Right. Polls show to Kaley's Point, polls show that he has a wide lead over the rest of the field right now. So it may not make sense strategically for him to show up at the debate. From what I understand from sources within Trump world, it's 99% certain that he will not debate. They're holding out that 1%. Now that 1% is loaded, because we're thinking about that ego that Trump has and whether or not he wants to see the stage to some of his competitors and see essentially see the spotlight as well. That's an important 1%.
Mario, thank you, sir. Alongside Katie Lance, 30th here. Thank you to team coverage down in Washington. Let's return to the markets about 22 minutes into the session. Equities just a touch lower with some sector price action is Abby and relative to those sectors with the s&p 500 down ever so slightly, we have more sectors lower but mainly small moves. The upside and downside the worst sector on the day utilities down. Actually it's a greater decline at this
point, down 9/10 of 1%. That's actually in a way risk on only because that's a defensive sector that is suffering because of yields being higher on top. We do have two of the megacap tech sectors, tech and communications services, both up less than half a percent over the last month, though, John, it's really interesting because utilities, this is one of the worst sectors, but so too is technology and consumer discretionary. So we really have this picture as the two year yield is backed up by 20 bips and the ten year yield by 40 bips sectors getting hit on all sides, both safety and offense. Abby, thank you. Your training diary up next. It's 25 minutes into the session. Early days for Smallcaps getting
hammered. At the moment, the Nasdaq just about positive and the S&P down five 0.1% as the price action. Here's the trading diary coming up 5 p.m. today, yellen, the treasury secretary, discussing the inflation reduction act in las vegas, nevada. U.S.
retail sales come out on Tuesday. Plus, some feds speak in the mix as well. Target reporting results before the opening bell on Wednesday. Plus, the Fed minutes coming on Super

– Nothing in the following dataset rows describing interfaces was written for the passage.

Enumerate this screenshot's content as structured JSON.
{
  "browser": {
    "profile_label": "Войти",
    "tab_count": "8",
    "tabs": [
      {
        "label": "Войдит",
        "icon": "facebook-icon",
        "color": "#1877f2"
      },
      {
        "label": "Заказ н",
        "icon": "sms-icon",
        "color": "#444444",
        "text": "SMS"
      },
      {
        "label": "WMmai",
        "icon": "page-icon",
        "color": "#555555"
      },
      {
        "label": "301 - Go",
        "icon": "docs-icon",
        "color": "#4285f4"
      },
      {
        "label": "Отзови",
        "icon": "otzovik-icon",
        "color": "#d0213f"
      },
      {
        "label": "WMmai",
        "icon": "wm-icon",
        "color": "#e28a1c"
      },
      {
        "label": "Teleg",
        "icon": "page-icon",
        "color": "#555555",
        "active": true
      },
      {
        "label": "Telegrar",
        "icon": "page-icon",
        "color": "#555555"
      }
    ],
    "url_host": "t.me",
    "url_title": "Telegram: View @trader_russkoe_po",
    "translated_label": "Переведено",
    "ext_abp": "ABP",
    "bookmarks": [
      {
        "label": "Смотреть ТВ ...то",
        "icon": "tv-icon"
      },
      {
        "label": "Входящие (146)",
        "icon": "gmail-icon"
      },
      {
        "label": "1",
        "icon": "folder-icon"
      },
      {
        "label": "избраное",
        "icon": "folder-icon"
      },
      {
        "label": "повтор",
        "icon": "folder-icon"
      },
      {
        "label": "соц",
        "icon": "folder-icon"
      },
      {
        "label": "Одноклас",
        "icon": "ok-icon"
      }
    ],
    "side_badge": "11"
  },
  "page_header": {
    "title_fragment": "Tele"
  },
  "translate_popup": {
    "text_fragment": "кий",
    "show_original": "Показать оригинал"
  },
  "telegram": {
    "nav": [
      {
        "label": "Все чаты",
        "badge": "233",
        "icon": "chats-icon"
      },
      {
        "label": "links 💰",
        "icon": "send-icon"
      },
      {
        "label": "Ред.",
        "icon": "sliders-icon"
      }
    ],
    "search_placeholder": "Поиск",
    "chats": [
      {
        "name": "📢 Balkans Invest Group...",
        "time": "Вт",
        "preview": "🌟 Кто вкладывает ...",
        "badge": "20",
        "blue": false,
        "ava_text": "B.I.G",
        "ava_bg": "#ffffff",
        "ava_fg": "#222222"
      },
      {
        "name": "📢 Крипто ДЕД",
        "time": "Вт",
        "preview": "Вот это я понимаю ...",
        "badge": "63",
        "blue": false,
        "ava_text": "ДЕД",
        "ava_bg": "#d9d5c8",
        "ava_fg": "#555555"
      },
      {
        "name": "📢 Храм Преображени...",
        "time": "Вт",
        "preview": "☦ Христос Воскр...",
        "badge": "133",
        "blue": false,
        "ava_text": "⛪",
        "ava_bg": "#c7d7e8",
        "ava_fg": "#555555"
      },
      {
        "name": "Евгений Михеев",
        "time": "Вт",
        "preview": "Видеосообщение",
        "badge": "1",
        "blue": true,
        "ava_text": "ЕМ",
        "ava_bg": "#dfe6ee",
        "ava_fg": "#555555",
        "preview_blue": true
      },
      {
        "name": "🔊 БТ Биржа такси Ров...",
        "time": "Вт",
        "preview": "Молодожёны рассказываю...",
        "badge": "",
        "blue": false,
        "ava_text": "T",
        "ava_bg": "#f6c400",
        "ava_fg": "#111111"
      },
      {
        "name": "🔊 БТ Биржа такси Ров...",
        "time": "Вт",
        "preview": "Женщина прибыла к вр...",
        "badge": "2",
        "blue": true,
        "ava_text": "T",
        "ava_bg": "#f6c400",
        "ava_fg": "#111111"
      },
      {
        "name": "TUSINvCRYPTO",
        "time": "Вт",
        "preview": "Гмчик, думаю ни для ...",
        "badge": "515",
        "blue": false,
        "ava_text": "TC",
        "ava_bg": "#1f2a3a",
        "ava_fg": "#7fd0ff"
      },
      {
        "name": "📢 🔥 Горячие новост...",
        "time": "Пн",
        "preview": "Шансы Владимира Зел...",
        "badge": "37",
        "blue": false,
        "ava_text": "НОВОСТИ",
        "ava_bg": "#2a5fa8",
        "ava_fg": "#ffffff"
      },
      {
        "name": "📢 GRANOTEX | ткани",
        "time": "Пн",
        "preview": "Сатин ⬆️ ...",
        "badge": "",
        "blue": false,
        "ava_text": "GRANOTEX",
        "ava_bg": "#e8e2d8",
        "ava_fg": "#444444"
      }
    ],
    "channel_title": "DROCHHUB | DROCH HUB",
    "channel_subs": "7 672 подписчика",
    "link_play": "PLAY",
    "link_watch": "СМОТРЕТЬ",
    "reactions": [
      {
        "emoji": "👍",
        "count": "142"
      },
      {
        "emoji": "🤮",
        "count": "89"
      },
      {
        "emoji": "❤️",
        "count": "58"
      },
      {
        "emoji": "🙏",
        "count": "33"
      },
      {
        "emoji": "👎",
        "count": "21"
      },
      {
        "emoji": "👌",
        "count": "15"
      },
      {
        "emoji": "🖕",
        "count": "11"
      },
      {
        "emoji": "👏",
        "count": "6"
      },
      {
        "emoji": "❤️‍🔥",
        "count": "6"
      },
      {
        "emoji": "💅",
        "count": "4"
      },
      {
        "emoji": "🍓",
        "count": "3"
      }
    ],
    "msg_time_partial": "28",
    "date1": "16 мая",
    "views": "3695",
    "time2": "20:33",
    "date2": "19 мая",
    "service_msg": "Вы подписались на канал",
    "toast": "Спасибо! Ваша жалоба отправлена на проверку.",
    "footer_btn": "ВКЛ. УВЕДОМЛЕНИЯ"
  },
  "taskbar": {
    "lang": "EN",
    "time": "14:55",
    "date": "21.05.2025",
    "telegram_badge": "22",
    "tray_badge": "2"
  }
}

Wednesday, followed by Wal-Mart earnings on Thursday, along with another round of initial jobless claims from New York City. Looking forward to come from the week with with you will get my words out. This was the countdown to the open. This is going back.